He was working long hours as a software engineer in the Bay Area and doing all the cooking for himself, his wife and their two kids.
“At the end of each day, we’d text each other and say, ‘What’s for dinner?’ ”
“I felt a lot of pressure” to make wholesome meals in a relatively short time, he said.
That led to the creation of a business that had Tran contracting with chefs, then personally delivering meals – costing as much as $25 – to a small group of customers.
“Who can afford that? I can’t,” Tran said of the early model.
That eventually led to the current structure, with cooking done by experienced chefs in a large industrial kitchen, the food being quickly chilled to 38 degrees and then delivered by Munchery employees in cars equipped with coolers. The costs: Between $8 and $12 for fresh-food entrees that change each day and range from flank steak tostadas to buttermilk fried chicken, spring pea lasagnette and lamb with root vegetables.
The company also provides side dishes, desserts, kid’s meals, and even beer and wine. Also available are meal kits, similar to those offered by fast-growing Blue Apron, that provide customers with all the ingredients and sauces to make a quick meal.
“It takes you only about 15 minutes to cook it,” Tran said of the kits, adding that lots of people like to make meals but don’t want to spend an hour or more going to a grocery store, chopping up ingredients and cooking them.
Food from local restaurants is made to be (eaten) there. Not shoved into a box and brought to you by a delivery company.
Tri Tran, founder of Munchery, on some of the company’s competitors.
Backed with $117 million from investors including Menlo Ventures, Munchery first expanded into Seattle, then New York, and last May into Southern California.
Local service – which starts Tuesday in select neighborhoods in Sacramento, Fair Oaks, Orangevale, Carmichael, Rancho Cordova and Folsom – is the first expansion since then. The food for the Sacramento-area dinners-only operation will be prepared in South San Francisco and transported here in refrigerated trucks.
Local staff then will make deliveries to people who have made orders – through a mobile app or on the company’s website, munchery.com – before 10 a.m. that day.
One drawback of the new operation: deliveries will be made during two-hour windows – 3 to 5 p.m. or 4 to 6 p.m.. Not exactly ideal for working couples who may not be home at those times.

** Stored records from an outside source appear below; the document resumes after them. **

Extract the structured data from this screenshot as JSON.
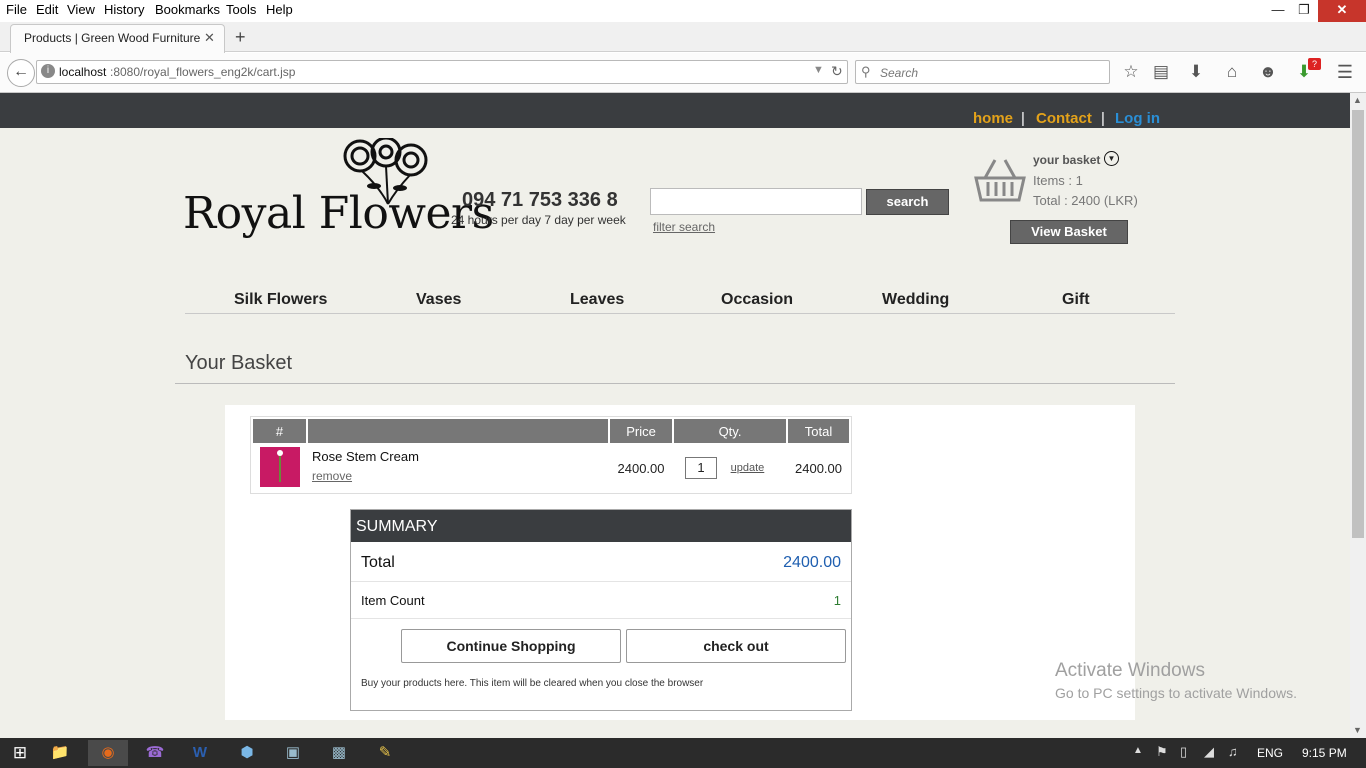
{
  "browser": {
    "menu": [
      "File",
      "Edit",
      "View",
      "History",
      "Bookmarks",
      "Tools",
      "Help"
    ],
    "tab_title": "Products | Green Wood Furniture",
    "url_host": "localhost",
    "url_rest": ":8080/royal_flowers_eng2k/cart.jsp",
    "search_placeholder": "Search",
    "badge": "?"
  },
  "site": {
    "nav": {
      "home": "home",
      "contact": "Contact",
      "login": "Log in",
      "sep": "|"
    },
    "logo_text": "Royal Flowers",
    "phone": "094 71 753 336 8",
    "hours": "24 hours per day 7 day per week",
    "search_button": "search",
    "filter_search": "filter search",
    "basket": {
      "title": "your basket",
      "items": "Items : 1",
      "total": "Total : 2400 (LKR)",
      "view_button": "View Basket"
    },
    "categories": [
      "Silk Flowers",
      "Vases",
      "Leaves",
      "Occasion",
      "Wedding",
      "Gift"
    ],
    "page_heading": "Your Basket"
  },
  "cart": {
    "headers": [
      "#",
      "",
      "Price",
      "Qty.",
      "Total"
    ],
    "rows": [
      {
        "name": "Rose Stem Cream",
        "remove": "remove",
        "price": "2400.00",
        "qty": "1",
        "update": "update",
        "total": "2400.00"
      }
    ]
  },
  "summary": {
    "title": "SUMMARY",
    "total_label": "Total",
    "total_value": "2400.00",
    "count_label": "Item Count",
    "count_value": "1",
    "continue_button": "Continue Shopping",
    "checkout_button": "check out",
    "note": "Buy your products here. This item will be cleared when you close the browser"
  },
  "watermark": {
    "line1": "Activate Windows",
    "line2": "Go to PC settings to activate Windows."
  },
  "taskbar": {
    "lang": "ENG",
    "time": "9:15 PM"
  },
  "colors": {
    "topstrip": "#3a3d40",
    "nav_orange": "#e3a21a",
    "nav_blue": "#2a8fd6",
    "total_blue": "#1f5fb0",
    "count_green": "#2e7d32"
  }
}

Tran’s imperfect solution is an option to drop off food in coolers left out by customers.
There also are some added charges for the service. After a free 30-day trial, customers need to pay a membership fee of $8.95 a month or $85 for a year. And the company charges a $2.95 delivery fee on every order.
But Tran said the prices still are low enough to meet the company mission of making “real food accessible to everyone anywhere.”

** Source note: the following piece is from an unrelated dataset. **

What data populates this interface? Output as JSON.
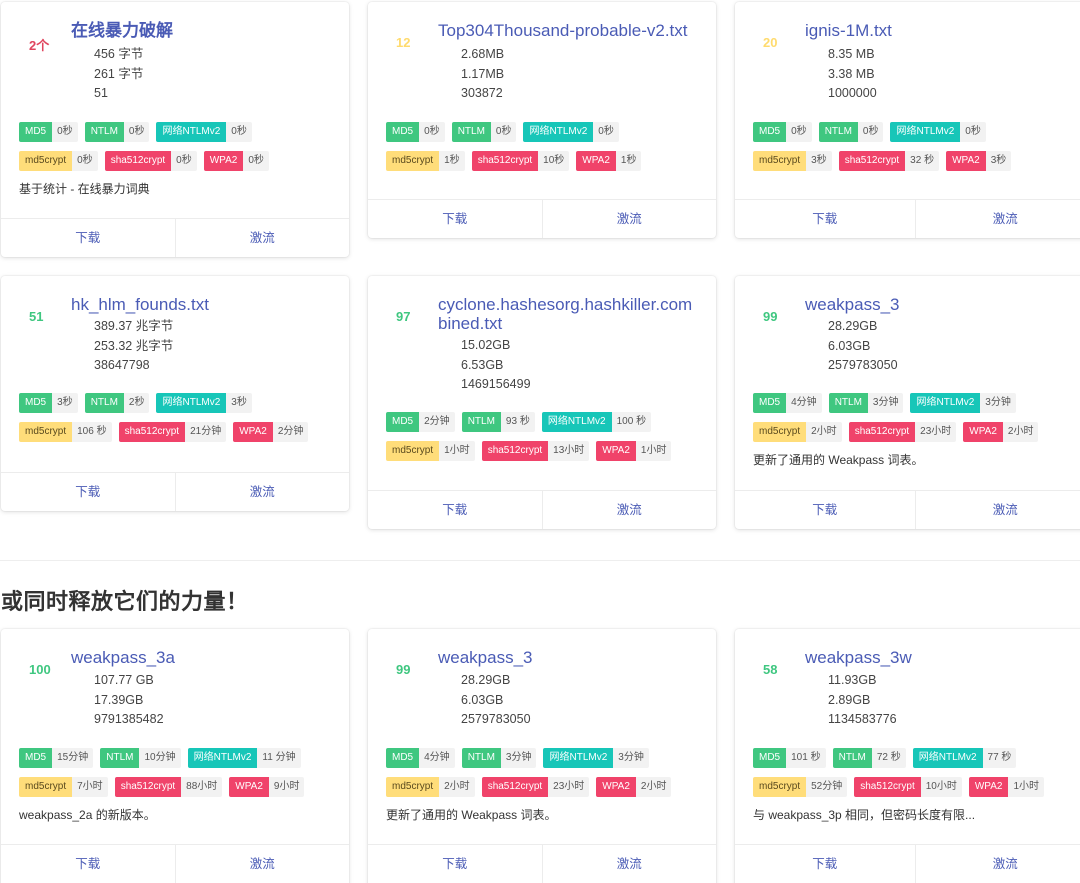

For example, he said Munchery sells a chicken pesto pasta dish for $7.95.
“If you were to go to your neighborhood Italian restaurant, it would cost $14 or $15,” he said.
Or, he said, the company offers a char-grilled Atlantic salmon dish for about $10.
“That’s ridiculous,” he said of the price, adding that the company keeps costs down by controlling virtually every step of the food delivery system, from procurement of raw ingredients, to cooking and shipping.
“That,” he said of the firm’s vertical integration, “is the power of Munchery.”